Entries from a dataset of interfaces
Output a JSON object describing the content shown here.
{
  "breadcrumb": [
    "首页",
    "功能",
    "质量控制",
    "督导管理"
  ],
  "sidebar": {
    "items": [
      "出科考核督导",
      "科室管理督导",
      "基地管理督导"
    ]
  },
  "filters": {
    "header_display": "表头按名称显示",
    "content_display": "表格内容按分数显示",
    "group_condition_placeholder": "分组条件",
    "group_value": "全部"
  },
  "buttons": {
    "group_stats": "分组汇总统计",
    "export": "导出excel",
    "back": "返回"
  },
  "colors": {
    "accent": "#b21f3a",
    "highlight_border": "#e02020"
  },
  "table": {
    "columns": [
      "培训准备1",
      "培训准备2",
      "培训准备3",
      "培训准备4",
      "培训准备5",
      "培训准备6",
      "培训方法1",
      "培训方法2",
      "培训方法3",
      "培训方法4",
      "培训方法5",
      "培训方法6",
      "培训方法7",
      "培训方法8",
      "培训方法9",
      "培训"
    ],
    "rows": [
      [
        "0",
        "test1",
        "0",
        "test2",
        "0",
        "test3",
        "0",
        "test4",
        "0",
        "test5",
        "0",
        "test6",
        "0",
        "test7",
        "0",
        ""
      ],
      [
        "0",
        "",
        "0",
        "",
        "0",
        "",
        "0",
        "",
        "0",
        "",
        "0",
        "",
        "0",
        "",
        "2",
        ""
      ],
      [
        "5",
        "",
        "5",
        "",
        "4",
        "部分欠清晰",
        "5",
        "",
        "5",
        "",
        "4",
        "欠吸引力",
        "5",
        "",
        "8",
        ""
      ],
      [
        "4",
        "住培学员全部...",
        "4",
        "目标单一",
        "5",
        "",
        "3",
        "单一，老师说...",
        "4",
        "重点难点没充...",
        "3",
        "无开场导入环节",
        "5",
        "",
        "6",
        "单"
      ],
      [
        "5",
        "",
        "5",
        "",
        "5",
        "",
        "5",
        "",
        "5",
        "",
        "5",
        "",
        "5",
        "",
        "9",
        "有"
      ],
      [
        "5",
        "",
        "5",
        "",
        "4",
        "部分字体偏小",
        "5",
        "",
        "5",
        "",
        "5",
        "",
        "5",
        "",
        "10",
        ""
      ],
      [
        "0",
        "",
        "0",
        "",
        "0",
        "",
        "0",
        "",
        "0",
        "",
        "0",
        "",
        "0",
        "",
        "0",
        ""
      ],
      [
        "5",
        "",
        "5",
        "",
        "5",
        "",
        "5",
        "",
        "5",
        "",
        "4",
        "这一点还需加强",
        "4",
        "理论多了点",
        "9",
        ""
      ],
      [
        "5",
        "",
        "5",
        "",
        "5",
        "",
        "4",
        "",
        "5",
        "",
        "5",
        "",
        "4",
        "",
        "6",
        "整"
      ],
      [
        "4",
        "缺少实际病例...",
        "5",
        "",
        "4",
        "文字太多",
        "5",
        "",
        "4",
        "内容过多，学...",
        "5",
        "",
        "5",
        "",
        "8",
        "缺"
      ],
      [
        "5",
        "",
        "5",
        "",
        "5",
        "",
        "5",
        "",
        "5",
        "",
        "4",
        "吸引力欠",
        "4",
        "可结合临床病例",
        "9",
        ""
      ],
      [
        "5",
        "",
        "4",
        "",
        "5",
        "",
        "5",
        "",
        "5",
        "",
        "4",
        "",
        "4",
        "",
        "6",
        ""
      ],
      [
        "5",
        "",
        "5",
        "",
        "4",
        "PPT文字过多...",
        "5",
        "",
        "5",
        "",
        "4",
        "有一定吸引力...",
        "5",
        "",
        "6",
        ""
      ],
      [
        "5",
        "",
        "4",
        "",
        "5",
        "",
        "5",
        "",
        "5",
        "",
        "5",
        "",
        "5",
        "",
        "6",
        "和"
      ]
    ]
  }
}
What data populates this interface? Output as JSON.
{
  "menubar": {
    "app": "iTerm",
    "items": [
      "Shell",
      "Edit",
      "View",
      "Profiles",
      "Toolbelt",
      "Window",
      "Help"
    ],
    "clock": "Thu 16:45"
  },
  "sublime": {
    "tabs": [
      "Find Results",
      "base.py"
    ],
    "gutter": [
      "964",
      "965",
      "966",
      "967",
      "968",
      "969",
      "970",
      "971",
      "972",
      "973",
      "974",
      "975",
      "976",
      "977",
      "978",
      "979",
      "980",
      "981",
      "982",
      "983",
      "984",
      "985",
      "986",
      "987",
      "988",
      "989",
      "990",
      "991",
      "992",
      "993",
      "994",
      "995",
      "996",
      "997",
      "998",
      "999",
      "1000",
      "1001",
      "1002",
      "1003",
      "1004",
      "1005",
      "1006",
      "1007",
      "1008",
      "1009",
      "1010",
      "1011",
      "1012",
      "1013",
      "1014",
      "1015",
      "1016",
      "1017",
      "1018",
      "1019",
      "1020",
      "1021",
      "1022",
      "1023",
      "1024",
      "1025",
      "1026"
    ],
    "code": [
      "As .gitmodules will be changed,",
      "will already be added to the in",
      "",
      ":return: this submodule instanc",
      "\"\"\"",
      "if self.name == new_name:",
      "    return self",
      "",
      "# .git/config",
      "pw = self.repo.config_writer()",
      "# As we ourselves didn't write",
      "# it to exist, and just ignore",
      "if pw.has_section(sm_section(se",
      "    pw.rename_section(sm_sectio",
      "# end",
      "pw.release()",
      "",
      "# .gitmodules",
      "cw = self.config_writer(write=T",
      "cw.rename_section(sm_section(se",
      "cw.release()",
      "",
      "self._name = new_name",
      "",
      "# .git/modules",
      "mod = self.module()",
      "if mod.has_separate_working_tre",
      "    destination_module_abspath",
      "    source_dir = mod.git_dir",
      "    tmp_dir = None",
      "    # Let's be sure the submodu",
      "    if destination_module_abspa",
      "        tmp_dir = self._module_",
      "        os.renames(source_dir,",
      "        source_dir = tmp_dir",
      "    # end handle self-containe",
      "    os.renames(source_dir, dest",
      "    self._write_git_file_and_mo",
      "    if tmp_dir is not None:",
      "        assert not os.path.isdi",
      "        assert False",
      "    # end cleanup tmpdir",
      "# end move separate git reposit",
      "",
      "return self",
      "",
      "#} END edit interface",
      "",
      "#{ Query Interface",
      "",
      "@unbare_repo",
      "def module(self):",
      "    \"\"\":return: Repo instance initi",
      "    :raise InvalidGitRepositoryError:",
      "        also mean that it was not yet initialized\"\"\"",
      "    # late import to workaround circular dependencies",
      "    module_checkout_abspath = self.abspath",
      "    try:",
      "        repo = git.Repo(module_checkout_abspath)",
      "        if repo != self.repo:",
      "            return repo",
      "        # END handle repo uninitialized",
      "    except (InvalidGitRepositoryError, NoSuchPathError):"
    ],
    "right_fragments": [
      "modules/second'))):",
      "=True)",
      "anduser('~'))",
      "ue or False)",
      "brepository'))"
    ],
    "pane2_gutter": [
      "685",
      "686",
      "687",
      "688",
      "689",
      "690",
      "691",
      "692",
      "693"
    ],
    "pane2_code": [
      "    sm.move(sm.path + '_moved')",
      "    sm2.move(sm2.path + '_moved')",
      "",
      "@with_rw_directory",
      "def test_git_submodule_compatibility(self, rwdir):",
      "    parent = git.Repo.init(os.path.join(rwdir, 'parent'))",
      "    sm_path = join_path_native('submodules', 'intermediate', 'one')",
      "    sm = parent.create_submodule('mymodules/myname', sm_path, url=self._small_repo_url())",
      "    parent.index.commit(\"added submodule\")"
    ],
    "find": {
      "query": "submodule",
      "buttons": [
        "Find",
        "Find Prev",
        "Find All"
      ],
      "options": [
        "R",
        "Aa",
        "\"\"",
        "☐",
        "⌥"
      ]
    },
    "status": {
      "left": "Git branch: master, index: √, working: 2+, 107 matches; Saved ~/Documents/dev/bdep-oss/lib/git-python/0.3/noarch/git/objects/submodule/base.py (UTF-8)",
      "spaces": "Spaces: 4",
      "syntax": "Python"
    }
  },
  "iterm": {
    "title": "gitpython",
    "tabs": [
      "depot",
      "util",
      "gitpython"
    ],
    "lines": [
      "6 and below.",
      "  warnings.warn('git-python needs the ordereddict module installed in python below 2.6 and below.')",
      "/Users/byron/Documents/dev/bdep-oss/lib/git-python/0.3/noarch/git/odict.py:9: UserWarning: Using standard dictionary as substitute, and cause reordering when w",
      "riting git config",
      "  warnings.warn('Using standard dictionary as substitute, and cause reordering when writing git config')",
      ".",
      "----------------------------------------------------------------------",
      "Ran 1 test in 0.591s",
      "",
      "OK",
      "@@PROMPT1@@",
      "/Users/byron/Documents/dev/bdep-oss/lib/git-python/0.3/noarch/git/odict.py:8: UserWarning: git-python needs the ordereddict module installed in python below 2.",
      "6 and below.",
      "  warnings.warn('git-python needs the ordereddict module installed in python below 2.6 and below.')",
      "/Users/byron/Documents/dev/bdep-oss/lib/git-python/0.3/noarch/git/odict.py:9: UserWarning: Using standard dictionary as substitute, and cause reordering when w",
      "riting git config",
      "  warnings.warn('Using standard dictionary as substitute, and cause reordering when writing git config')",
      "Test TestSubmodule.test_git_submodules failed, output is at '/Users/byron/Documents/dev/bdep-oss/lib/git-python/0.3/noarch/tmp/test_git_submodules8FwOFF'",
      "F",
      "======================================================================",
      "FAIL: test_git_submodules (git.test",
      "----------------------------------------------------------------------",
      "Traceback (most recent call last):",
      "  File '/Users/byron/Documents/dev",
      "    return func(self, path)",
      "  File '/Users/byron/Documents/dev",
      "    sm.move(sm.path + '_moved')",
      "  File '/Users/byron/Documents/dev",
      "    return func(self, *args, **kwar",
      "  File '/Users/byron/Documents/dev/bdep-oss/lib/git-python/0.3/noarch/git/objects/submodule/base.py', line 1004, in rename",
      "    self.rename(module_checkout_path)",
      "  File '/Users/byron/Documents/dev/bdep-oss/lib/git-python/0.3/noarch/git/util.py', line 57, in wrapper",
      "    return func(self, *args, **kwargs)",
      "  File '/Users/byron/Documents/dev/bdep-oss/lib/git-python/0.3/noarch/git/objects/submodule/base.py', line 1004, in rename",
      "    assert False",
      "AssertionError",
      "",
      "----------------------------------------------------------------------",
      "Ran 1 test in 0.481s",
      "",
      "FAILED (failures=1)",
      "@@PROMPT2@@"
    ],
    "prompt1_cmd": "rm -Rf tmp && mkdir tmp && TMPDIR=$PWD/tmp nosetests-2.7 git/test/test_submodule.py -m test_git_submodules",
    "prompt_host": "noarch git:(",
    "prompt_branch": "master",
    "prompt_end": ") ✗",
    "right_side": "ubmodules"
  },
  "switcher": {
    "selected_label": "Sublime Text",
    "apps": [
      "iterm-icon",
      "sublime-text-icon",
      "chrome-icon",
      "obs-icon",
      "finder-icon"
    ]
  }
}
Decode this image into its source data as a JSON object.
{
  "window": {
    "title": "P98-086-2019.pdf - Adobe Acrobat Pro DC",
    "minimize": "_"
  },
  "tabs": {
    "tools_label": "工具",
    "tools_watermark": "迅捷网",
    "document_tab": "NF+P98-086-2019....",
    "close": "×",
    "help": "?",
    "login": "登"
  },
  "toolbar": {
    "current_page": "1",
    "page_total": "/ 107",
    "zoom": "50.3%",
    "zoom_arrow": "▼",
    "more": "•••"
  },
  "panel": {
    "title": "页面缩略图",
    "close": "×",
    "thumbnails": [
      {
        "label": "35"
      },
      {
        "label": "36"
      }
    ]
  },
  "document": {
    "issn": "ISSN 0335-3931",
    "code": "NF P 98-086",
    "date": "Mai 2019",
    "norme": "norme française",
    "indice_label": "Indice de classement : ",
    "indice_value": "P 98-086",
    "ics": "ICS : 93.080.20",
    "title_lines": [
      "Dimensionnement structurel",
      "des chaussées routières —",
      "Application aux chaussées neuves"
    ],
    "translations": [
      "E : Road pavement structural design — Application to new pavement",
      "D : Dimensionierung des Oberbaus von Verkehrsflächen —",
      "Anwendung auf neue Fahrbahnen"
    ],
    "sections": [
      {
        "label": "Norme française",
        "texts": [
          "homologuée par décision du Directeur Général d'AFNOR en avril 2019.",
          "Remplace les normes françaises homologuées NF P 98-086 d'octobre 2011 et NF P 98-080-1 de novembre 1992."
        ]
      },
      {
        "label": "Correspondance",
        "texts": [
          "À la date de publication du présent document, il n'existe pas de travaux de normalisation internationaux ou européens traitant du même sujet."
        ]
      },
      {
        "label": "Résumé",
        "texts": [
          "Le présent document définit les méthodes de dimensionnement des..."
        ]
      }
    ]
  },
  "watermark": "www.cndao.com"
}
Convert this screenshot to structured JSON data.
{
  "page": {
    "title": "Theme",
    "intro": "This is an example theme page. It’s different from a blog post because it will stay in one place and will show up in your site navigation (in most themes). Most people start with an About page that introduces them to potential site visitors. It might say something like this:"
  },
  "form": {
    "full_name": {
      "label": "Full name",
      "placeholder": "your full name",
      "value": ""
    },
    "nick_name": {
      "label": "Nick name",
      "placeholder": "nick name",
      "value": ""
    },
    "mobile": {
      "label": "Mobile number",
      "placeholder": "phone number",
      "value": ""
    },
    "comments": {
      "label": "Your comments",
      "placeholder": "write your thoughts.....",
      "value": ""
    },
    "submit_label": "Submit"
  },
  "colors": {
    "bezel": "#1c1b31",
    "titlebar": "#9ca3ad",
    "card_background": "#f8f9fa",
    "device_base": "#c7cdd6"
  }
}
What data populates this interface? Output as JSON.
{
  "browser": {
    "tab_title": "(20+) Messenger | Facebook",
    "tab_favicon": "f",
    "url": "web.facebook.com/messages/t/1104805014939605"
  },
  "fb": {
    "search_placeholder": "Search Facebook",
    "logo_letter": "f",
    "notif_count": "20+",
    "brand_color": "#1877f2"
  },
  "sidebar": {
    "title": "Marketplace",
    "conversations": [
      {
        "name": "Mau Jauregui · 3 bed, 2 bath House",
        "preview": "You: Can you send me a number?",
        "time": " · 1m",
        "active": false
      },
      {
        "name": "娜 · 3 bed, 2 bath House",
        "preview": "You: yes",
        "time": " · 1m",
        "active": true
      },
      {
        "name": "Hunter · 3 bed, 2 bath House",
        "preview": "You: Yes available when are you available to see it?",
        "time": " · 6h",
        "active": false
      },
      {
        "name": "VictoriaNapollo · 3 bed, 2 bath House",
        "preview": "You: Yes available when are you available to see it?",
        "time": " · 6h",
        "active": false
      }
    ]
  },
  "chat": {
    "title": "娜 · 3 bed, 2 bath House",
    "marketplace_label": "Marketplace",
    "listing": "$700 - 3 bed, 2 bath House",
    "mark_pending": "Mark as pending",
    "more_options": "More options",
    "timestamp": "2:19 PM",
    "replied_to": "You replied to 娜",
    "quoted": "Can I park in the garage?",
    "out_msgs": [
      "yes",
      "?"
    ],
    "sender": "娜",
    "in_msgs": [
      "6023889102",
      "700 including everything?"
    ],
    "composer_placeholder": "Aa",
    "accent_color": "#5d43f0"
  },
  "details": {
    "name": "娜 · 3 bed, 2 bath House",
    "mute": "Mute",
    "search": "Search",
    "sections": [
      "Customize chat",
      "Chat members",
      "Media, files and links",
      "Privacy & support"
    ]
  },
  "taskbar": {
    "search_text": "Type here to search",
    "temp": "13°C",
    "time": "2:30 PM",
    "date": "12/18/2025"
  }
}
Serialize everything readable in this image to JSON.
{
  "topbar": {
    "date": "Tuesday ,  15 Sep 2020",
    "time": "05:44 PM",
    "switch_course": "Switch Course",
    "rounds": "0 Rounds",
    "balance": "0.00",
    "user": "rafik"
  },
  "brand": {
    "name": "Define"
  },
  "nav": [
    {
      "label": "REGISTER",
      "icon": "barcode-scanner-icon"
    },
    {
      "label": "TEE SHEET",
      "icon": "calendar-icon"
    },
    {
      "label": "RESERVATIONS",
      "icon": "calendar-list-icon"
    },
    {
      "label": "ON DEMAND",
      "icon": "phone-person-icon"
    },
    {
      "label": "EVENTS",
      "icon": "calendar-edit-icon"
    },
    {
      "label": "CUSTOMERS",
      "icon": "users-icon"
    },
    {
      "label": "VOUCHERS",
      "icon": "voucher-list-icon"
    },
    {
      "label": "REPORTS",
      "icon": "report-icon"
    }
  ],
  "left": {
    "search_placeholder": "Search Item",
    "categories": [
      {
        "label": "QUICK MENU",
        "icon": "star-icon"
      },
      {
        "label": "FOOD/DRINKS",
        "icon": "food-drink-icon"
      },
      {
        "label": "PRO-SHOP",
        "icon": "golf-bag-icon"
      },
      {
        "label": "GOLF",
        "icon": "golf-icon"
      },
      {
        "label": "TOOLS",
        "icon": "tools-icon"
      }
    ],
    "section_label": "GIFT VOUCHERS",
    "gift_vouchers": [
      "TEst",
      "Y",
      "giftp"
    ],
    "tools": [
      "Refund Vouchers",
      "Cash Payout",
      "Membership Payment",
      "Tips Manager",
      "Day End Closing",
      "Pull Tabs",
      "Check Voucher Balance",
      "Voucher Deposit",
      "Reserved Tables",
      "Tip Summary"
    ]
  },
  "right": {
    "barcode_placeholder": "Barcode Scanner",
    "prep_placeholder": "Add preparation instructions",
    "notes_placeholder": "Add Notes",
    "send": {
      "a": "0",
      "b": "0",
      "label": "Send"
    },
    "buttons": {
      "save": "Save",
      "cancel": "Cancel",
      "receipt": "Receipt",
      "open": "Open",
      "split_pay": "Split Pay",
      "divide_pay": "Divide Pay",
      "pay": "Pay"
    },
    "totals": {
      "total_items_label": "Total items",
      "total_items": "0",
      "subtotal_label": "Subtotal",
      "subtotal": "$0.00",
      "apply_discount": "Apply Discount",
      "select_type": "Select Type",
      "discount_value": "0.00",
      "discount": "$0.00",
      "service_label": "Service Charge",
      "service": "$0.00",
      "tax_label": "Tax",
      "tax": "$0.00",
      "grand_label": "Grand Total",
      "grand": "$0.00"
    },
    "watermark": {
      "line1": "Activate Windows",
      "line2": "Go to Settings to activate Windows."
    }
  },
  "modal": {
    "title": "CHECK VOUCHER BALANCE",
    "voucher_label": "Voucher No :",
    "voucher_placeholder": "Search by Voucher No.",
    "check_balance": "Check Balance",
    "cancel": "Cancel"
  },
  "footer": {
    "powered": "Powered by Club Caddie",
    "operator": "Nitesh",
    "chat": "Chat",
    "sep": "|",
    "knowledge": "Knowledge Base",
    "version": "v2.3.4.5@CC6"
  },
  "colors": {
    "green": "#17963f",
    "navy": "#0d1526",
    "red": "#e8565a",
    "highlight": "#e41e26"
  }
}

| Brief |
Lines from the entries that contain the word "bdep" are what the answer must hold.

| Worked solution |
      "left": "Git branch: master, index: √, working: 2+, 107 matches; Saved ~/Documents/dev/bdep-oss/lib/git-python/0.3/noarch/git/objects/submodule/base.py (UTF-8)",
      "/Users/byron/Documents/dev/bdep-oss/lib/git-python/0.3/noarch/git/odict.py:9: UserWarning: Using standard dictionary as substitute, and cause reordering when w",
      "/Users/byron/Documents/dev/bdep-oss/lib/git-python/0.3/noarch/git/odict.py:8: UserWarning: git-python needs the ordereddict module installed in python below 2.",
      "/Users/byron/Documents/dev/bdep-oss/lib/git-python/0.3/noarch/git/odict.py:9: UserWarning: Using standard dictionary as substitute, and cause reordering when w",
      "Test TestSubmodule.test_git_submodules failed, output is at '/Users/byron/Documents/dev/bdep-oss/lib/git-python/0.3/noarch/tmp/test_git_submodules8FwOFF'",
      "  File '/Users/byron/Documents/dev/bdep-oss/lib/git-python/0.3/noarch/git/objects/submodule/base.py', line 1004, in rename",
      "  File '/Users/byron/Documents/dev/bdep-oss/lib/git-python/0.3/noarch/git/util.py', line 57, in wrapper",
      "  File '/Users/byron/Documents/dev/bdep-oss/lib/git-python/0.3/noarch/git/objects/submodule/base.py', line 1004, in rename",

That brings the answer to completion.